TASK REQUIREMENTS: Filter the entries down to the lines holding "title", then copy those lines.

EXERCISE DATA:
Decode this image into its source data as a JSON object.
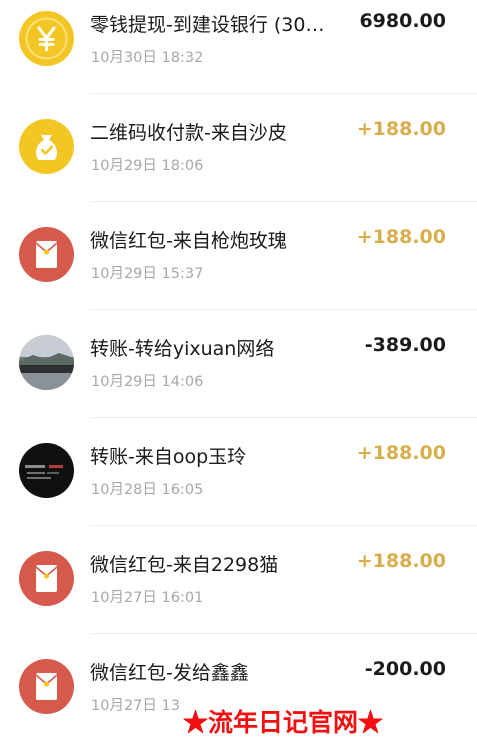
{
  "transactions": [
    {
      "title": "零钱提现-到建设银行 (30…",
      "time": "10月30日 18:32",
      "amount": "6980.00",
      "direction": "out",
      "icon": "yuan-coin-icon"
    },
    {
      "title": "二维码收付款-来自沙皮",
      "time": "10月29日 18:06",
      "amount": "+188.00",
      "direction": "in",
      "icon": "money-bag-icon"
    },
    {
      "title": "微信红包-来自枪炮玫瑰",
      "time": "10月29日 15:37",
      "amount": "+188.00",
      "direction": "in",
      "icon": "red-packet-icon"
    },
    {
      "title": "转账-转给yixuan网络",
      "time": "10月29日 14:06",
      "amount": "-389.00",
      "direction": "out",
      "icon": "user-avatar"
    },
    {
      "title": "转账-来自oop玉玲",
      "time": "10月28日 16:05",
      "amount": "+188.00",
      "direction": "in",
      "icon": "user-avatar"
    },
    {
      "title": "微信红包-来自2298猫",
      "time": "10月27日 16:01",
      "amount": "+188.00",
      "direction": "in",
      "icon": "red-packet-icon"
    },
    {
      "title": "微信红包-发给鑫鑫",
      "time": "10月27日 13",
      "amount": "-200.00",
      "direction": "out",
      "icon": "red-packet-icon"
    }
  ],
  "watermark": "★流年日记官网★",
  "colors": {
    "income": "#d8ae4c",
    "expense": "#1b1b1b",
    "coin": "#f3c623",
    "red_packet": "#d55a4c"
  }
}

TASK OUTPUT:
      "title": "零钱提现-到建设银行 (30…",
      "title": "二维码收付款-来自沙皮",
      "title": "微信红包-来自枪炮玫瑰",
      "title": "转账-转给yixuan网络",
      "title": "转账-来自oop玉玲",
      "title": "微信红包-来自2298猫",
      "title": "微信红包-发给鑫鑫",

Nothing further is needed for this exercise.